Nineties anglers are discovering a “new” and deadly technique for tricking Steelhead. This “new” technique, as is so often the case, is simply a variation on angling methods used centuries ago by the pioneers of our sport. The float, or bobber, as some persist in calling it, has been in use for hundreds of years. (I think of bobbers as and red and white plastic gadgets used by small children and tobacco chewing Mississippi rednecks who go to a family reunion only to pickup women.) Today savvy steelheaders have developed a sophisticated system for fishing with floats to take steelhead under even the most difficult conditions.

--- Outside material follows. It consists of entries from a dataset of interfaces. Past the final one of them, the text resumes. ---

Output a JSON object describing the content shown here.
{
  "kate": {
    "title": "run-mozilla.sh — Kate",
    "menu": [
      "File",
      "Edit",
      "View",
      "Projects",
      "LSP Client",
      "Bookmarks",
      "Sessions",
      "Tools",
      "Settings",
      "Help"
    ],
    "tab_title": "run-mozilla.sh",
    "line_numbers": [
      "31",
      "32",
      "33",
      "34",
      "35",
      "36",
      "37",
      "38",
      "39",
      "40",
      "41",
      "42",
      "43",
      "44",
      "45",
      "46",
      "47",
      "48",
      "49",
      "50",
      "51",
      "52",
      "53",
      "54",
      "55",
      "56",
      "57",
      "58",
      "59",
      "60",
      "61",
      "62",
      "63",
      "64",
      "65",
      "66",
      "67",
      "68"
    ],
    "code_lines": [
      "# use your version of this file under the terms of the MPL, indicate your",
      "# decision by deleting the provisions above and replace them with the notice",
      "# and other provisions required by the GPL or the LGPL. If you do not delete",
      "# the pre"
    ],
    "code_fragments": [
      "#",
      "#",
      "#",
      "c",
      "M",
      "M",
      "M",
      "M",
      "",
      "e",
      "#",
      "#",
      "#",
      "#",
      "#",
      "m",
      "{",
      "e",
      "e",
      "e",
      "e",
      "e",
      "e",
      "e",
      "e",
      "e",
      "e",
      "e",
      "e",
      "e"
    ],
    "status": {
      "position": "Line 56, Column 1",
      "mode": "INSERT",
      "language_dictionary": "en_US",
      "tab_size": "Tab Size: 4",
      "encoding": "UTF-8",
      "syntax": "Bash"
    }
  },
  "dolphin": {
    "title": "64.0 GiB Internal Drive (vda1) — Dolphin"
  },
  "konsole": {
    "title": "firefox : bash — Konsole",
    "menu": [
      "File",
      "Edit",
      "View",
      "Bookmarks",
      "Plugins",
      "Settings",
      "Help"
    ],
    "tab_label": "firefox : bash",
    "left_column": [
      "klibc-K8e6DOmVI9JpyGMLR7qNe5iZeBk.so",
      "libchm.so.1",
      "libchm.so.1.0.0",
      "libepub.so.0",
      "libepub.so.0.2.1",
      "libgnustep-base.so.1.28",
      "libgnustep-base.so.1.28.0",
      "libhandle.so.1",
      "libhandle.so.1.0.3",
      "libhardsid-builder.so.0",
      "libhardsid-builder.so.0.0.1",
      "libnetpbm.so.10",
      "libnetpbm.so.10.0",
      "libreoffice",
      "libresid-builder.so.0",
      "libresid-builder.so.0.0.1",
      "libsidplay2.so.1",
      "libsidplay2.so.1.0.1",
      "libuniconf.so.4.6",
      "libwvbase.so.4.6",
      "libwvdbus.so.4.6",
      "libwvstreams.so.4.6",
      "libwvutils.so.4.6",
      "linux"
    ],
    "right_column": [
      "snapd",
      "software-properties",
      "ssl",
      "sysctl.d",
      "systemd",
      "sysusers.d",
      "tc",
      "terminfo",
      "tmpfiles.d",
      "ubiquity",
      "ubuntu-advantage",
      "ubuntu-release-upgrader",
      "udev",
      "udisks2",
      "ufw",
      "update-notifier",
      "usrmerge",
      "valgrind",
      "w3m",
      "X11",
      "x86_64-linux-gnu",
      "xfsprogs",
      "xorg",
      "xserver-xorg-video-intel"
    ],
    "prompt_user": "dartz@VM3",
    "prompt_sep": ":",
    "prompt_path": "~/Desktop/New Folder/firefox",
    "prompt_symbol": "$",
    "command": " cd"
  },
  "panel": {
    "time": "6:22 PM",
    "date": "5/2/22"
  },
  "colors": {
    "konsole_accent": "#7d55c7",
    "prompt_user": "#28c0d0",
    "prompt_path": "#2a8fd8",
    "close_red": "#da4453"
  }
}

Imagine, if you will, a perfect run. One you are certain holds steelhead. Unfortunately, the lie is upstream from you, and you have no way to get above it. In addition, the lie hugs an undercut bank on the far side of the stream and the bottom is a jumble of rocks as grabby as a covey of bedsprings. With conventional steelhead tackle this lie is almost unfishable. It is nearly impossible to make a successful upstream cast without snagging the rocky bottom. It is also difficult to keep your lure or bait in a lie that is parallel to the far bank, and it is impossible to control the depth of your lure to properly present it to suspended fish. If you did find a fish before a snag, your chances of feeling the bite with slack line are slim. A modern float system would solve all those problems with ease.